EXERCISE DIRECTIONS
Lines in the data below that contain the word "label" are to be copied.

(Beginning of RECORDS SUPPLIED)

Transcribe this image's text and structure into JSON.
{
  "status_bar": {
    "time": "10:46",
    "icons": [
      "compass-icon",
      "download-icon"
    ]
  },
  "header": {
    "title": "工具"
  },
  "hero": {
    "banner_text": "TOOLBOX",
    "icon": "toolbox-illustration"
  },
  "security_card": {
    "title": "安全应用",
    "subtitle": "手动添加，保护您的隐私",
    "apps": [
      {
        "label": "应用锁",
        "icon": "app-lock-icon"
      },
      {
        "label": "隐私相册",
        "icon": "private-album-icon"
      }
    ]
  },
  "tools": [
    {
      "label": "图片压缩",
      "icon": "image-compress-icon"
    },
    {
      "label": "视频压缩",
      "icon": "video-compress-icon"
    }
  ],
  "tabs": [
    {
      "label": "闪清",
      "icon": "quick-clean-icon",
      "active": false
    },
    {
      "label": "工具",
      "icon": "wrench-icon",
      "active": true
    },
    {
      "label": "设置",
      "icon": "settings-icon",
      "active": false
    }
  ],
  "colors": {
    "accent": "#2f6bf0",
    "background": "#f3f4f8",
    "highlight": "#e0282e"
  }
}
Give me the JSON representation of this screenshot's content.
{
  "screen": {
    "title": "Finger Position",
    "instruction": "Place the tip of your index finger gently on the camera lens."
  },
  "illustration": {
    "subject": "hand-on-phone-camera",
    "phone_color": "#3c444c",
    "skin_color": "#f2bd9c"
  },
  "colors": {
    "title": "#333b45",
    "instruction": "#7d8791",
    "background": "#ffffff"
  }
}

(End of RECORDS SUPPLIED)

THE ANSWER
        "label": "应用锁",
        "label": "隐私相册",
      "label": "图片压缩",
      "label": "视频压缩",
      "label": "闪清",
      "label": "工具",
      "label": "设置",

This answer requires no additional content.